International Indian Council (Held at Tallequah, Indian Territory, in 1843)
Not on view
40 1231 12 in. (102.880.0 cm.)
Credit Line
Gift of the Misses Henry
Mediums Description
oil on canvas
  • Figure group
  • Indian
  • History — United States — westward expansion
  • Ceremony — Indian — council
Object Number

Artwork Description

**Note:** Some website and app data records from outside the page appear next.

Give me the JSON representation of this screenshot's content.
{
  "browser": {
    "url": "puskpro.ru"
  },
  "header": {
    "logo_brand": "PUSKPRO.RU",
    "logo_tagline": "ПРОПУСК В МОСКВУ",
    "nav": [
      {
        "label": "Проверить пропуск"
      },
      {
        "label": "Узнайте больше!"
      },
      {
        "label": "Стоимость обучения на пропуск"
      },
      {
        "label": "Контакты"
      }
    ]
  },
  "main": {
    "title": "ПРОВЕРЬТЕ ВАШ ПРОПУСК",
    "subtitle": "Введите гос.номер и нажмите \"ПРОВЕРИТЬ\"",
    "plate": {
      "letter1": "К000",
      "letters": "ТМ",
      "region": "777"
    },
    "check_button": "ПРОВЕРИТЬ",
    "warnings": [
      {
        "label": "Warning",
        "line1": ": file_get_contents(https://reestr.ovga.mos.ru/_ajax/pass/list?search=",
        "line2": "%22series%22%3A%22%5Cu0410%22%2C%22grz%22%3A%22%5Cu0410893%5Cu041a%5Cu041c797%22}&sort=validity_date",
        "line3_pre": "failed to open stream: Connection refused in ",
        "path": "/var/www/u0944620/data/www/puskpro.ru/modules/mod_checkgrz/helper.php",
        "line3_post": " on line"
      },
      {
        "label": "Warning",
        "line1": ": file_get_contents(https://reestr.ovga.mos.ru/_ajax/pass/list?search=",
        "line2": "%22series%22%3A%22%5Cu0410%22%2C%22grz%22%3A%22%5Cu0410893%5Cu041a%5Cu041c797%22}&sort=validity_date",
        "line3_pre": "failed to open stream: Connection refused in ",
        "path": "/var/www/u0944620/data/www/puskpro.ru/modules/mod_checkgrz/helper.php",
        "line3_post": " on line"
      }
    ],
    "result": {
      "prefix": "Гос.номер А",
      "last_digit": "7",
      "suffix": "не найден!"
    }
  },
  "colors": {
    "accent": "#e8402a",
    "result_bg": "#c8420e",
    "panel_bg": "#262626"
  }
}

In the mid-nineteenth century, the United States government moved tribes from the Southeast to Indian Territory, which later became Oklahoma and Kansas. In 1843, Cherokee principal chief John Ross called a meeting of the tribes at Tallequah (also spelled Tahlequah) to “renew their ancient customs, and to revive their ancient alliances.” Hundreds of Native Americans attended, as did several United States government officials. John Mix Stanley was there, and a contemporary newspaper reported that the artist had with him a “Daguerreotype apparatus.” Stanley may have relied on the camera as the basis for the detailed portrait of Zachary Taylor, the gray-haired man in the center of the composition wearing a military frock coat and holding a palmetto hat. Taylor was the top-ranking government official at the meeting. (Schimmel, “John Mix Stanley and the Imagery of the West in the Nineteenth Century.” PhD diss., 1983)